By: Stephen A. Horvath, Esquire

Sophistry is a flawed method of arguing. It is a type of argument that appears clever on its face, but it is actually flawed or dishonest. In ancient Greece, Sophists were philosophers or teachers, and early Sophists were well respected. Over time theses Sophists started to charge high fees for their teachings. Plato described Sophists as paid hunters of the young and wealthy, as athletes in a contest of words and purgers of souls. He described them as “the art of contradiction making, descended from an insincere kind of conceited mimicry,…a shadow play of words”.

Today, courts and insurance companies are confronted with arguments by modern Sophists. These legal arguments concern interpretations of policies of insurance, stretching to find an ambiguity which will be construed against the insurance company. Fortunately, the Virginia Supreme Court has rejected these arguments.

“Contracts of insurance, however, are not made by or for casuists or sophists, and the obvious meaning of their plain terms is not to be discarded for some curious, hidden sense, which nothing but the exigency of a hard case and the ingenuity of an acute mind would discover. Contracts of insurance, like other contracts, are to be construed according to the sense and meaning of the terms which the parties have used; and, if they are clear and unambiguous, their terms are to be taken in their plain, ordinary and popular sense.”  Bawden v. American Ins. Co., 153 Va.416, 426, 150 S.E. 257, 260 (1929)(quoting Delaware Ins. Co. v. Greer, 120 F. 916, 920-21 (8th [Page 165]Cir. 1903)). See Imperial Fire Ins. Co. v. Coos Co., 151 U.S. 452, 463 (1894).

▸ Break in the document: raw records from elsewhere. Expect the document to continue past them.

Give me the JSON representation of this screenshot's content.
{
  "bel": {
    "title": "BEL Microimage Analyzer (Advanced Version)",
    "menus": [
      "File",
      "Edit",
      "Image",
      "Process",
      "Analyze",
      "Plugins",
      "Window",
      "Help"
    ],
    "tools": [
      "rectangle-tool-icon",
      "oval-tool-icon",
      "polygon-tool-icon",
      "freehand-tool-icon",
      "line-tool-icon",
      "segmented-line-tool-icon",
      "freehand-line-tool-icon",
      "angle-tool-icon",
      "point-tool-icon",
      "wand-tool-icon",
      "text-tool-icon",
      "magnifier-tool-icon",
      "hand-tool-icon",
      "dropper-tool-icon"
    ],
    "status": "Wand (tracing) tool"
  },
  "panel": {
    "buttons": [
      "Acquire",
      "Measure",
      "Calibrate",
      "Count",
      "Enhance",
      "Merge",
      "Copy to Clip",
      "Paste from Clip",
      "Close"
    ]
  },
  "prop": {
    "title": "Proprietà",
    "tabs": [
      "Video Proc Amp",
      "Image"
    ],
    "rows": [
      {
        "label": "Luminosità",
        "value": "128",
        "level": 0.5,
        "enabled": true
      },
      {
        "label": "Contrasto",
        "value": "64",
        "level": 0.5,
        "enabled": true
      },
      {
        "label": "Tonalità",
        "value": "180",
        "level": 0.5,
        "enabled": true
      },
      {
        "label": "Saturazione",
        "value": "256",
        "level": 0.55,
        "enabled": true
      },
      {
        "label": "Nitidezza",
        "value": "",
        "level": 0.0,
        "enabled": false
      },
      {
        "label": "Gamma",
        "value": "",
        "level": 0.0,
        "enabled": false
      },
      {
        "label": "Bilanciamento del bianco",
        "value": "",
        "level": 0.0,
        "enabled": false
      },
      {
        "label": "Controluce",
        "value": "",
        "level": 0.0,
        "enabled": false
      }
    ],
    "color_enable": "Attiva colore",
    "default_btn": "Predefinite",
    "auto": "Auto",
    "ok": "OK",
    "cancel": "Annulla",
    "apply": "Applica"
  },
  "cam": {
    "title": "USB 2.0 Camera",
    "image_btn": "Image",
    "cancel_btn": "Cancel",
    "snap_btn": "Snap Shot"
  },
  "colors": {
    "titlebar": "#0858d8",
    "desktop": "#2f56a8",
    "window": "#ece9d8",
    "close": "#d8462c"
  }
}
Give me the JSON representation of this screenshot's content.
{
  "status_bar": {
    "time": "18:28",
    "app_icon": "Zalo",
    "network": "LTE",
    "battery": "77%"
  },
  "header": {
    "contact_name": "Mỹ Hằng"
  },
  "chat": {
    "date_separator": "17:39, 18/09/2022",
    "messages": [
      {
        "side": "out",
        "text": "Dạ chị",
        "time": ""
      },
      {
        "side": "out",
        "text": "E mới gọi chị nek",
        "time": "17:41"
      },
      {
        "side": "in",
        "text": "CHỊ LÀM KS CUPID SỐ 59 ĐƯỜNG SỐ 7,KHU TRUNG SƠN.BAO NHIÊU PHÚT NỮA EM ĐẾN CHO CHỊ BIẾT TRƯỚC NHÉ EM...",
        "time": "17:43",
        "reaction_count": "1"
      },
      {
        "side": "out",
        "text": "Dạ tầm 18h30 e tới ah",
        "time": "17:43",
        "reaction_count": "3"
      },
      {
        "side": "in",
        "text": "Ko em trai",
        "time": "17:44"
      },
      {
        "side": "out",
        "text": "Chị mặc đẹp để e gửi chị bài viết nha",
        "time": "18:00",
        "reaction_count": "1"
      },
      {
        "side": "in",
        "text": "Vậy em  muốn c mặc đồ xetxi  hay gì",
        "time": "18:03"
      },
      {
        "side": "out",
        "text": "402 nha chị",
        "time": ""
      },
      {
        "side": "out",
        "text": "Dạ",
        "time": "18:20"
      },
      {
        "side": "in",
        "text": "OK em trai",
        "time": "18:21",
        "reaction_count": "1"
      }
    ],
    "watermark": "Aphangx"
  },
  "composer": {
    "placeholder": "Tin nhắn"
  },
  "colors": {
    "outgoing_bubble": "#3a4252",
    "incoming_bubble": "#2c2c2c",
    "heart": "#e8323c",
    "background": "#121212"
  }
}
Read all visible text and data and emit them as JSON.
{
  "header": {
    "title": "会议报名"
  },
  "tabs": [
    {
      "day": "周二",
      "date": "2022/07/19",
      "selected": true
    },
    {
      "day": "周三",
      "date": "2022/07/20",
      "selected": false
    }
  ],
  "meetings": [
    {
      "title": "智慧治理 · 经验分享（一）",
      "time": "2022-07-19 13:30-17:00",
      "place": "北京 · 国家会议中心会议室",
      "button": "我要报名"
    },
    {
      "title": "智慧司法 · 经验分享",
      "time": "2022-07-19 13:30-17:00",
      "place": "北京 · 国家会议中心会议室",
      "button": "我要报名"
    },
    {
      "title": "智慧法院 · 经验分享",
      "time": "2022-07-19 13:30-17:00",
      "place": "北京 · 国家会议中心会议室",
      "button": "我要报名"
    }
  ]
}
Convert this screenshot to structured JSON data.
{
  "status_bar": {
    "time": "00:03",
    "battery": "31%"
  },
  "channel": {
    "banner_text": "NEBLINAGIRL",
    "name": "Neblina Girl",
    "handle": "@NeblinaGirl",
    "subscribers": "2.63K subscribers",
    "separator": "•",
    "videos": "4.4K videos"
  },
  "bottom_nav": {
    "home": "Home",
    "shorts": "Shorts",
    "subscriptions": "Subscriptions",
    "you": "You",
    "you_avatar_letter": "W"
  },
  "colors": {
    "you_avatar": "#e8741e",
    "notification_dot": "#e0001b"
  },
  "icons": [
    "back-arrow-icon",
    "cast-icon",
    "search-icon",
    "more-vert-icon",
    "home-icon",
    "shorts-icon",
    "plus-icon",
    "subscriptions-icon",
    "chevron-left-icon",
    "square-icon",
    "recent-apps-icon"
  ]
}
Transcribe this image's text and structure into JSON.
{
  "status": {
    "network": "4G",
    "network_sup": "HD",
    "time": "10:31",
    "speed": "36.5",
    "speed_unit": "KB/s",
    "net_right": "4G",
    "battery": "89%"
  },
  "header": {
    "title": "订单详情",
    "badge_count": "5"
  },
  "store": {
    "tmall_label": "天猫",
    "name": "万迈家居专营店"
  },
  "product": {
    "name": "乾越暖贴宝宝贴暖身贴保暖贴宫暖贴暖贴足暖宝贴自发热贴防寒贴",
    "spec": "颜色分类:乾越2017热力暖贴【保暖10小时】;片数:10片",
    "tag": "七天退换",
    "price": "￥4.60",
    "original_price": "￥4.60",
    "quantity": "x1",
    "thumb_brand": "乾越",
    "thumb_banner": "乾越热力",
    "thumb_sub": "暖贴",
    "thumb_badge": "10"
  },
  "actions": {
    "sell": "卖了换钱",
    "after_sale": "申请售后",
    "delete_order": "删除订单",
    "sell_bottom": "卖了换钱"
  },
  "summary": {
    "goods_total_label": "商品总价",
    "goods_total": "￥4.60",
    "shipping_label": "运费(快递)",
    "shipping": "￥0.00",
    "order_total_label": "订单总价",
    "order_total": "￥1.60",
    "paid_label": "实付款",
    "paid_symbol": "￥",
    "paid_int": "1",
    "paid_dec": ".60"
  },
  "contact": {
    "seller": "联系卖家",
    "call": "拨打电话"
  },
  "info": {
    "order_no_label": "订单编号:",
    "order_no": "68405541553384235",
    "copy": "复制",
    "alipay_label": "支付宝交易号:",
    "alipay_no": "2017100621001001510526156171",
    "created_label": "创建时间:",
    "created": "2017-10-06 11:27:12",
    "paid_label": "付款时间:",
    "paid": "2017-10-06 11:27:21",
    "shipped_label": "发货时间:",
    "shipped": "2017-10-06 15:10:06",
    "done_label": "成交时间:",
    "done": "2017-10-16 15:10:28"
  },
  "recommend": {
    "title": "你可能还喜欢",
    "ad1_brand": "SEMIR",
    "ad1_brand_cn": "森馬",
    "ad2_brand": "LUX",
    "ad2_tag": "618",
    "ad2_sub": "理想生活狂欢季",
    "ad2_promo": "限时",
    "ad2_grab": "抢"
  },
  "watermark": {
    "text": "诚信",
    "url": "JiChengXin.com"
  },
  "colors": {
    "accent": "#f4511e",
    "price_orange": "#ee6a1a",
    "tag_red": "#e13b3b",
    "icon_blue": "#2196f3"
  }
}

The Virginia Supreme Court has admonished that an insurance policy is simply a contract, and if the type of policy does not have special statutory limitations, the parties are at liberty to make their own agreements. First American Title Insurance Co. v. Seaboard Savings and Loan, 227 Va. 379, 315 S.E.2d 842 (1984).  Neither the court nor the parties are to engage in a “strained or unjustified construction of the policy…which disregards the plain meaning and intent of the parties”. Id. Importantly, merely because another Court has given a different interpretation or different result does not create an ambiguity in Virginia. Floyd v. Northernneck Insurance Company, 245 Va. 153, 427 S.E.2d 193 (1993).

Recently I was confronted with an argument from an attorney on a policy interpretation where he told the Court “an average or ordinary attorney would stop with the analysis at this point. I, however, have done a much deeper and more detailed analysis which leads to a ruling in my client’s favor.” I responded stating that I was thankful that I was simply an ordinary or average attorney, since that is how a policy is interpreted, and that policies were not for sophists or casuists. The Court agreed, gave straight forward interpretation to the language, and ruled in favor of the insurance company.

Disclaimer

This blog and the information provided has been prepared by Bancroft, McGavin, Horvath & Judkins, P.C. (“BMHJ”) for information purposes only and is not intended nor to be construed as legal advice. This blog may contain the opinions of the members and associates of this firm on various legal issues and is not legal advice. Read More